I’m at a pretty content point in my life. We have no debts. Our home is paid for. I have work that I’m happy with and a number of long-term projects I’m passionate about. Sarah has work that she loves as well. We have some money saved up.
When we look ahead, we don’t see any radical changes to this. All of our major plans for the next twenty years – the ones we’re pretty certain about – don’t require a huge pile of cash. They involve travel. They involve pre-college educational support for our children (things like buying musical instruments and paying for the costs of extracurricular activities they’re interested in).
The idea of buying a home in a rural area is still on the table, but it’s much more of a short-term goal and we have the numbers for that figured out already. We know what we want to spend and we have much of the cost of that purchase right here in the equity of our current home.
Yet, as I’ve mentioned before, we’re spending far less than we earn, which means our savings are going up.
We’re saving money without any sort of true long-term goal. I suppose that, if we had a goal, it would be to support long-term career freedom and choices for both myself and for Sarah, but as of right now and for the foreseeable future, we’re happy doing what we’re doing.
What do you do when you find yourself in that situation? The thing is, most personal finance books I’ve read never really address this head-on. Most investment books insist that you define your investing goals first, and define them clearly. Our goal, as vague as it is and if you can even call it a goal, has no real timeline at all.
So, what do we do with that money that we’re saving while we spend less than we earn? Here’s our gameplan.
First and foremost, we’re keeping our emergency fund strong. Our first priority for every dollar we bring in (after paying our bills, of course) is to keep up our emergency fund. We keep several months of living expenses in a savings account that we can quickly access if we so choose.
We use that money whenever there’s a personal emergency that we can’t easily pay for out of the unallocated portion of our budget (our budget has an unallocated line item for minor emergencies and unexpected bills). Then, we make it an extremely high priority to refill it in the coming weeks and months.

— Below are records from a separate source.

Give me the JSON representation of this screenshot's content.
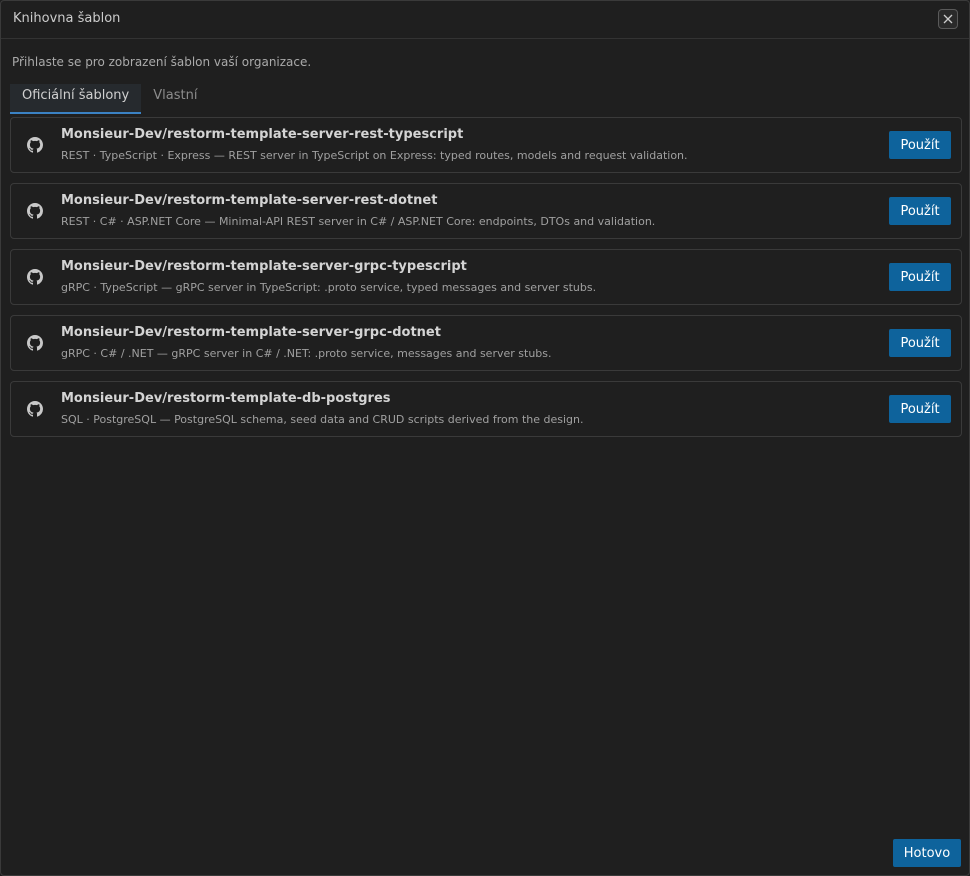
{
  "dialog": {
    "title": "Knihovna šablon",
    "subtitle": "Přihlaste se pro zobrazení šablon vaší organizace.",
    "close_icon": "close-icon"
  },
  "tabs": [
    {
      "label": "Oficiální šablony",
      "active": true
    },
    {
      "label": "Vlastní",
      "active": false
    }
  ],
  "templates": [
    {
      "name": "Monsieur-Dev/restorm-template-server-rest-typescript",
      "description": "REST · TypeScript · Express — REST server in TypeScript on Express: typed routes, models and request validation.",
      "button": "Použít",
      "icon": "github-icon"
    },
    {
      "name": "Monsieur-Dev/restorm-template-server-rest-dotnet",
      "description": "REST · C# · ASP.NET Core — Minimal-API REST server in C# / ASP.NET Core: endpoints, DTOs and validation.",
      "button": "Použít",
      "icon": "github-icon"
    },
    {
      "name": "Monsieur-Dev/restorm-template-server-grpc-typescript",
      "description": "gRPC · TypeScript — gRPC server in TypeScript: .proto service, typed messages and server stubs.",
      "button": "Použít",
      "icon": "github-icon"
    },
    {
      "name": "Monsieur-Dev/restorm-template-server-grpc-dotnet",
      "description": "gRPC · C# / .NET — gRPC server in C# / .NET: .proto service, messages and server stubs.",
      "button": "Použít",
      "icon": "github-icon"
    },
    {
      "name": "Monsieur-Dev/restorm-template-db-postgres",
      "description": "SQL · PostgreSQL — PostgreSQL schema, seed data and CRUD scripts derived from the design.",
      "button": "Použít",
      "icon": "github-icon"
    }
  ],
  "footer": {
    "done_label": "Hotovo"
  },
  "colors": {
    "accent": "#0e639c",
    "background": "#1f1f1f",
    "border": "#3a3a3a",
    "tab_underline": "#3b82c4"
  }
}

If our emergency fund is full, we split the money into several chunks. One piece of the pie is staying in cash and building up in a savings account. Another chunk goes into a pair of broad-based stock index funds at Vanguard. Yet another chunk goes into savings for an investment real estate purchase in the future. These three pieces are roughly equal. We also have a fourth piece that’s split into a few smaller things: dividend-bearing individual company stocks and foreign currency.
Why are we doing things that way? The big reason is diversification. No matter what happens, we won’t experience a huge swing in our savings, either upwards or downwards. However, because of the diversification of our money, we do see the money building at a faster rate overall than we would if it were all just sitting in savings.
Another reason is that we have flexiblity to choose to invest in things we believe in. If a company produced a product that we didn’t ethically or morally agree with, our investment future is not tied to that company. We could easily invest in other things. We can also wait to buy a property that we can control and put to good use – we plan on using whatever property we buy to provide low-cost housing to charitable groups.
Sure, that might mean a bit lower financial returns on that money, but it means much higher personal returns for us.
It’s also worth noting that our steps in each of these directions are tiny. We’re saving just a little bit each month in each of these directions. Although we’re happily spending far less than we earn, we’re not earning a mountain of money to begin with. We’re just trying to make good long-term choices with what we have.
We might not have a plan for the future set in stone, but we do have a plan for how to get there in terms of our money.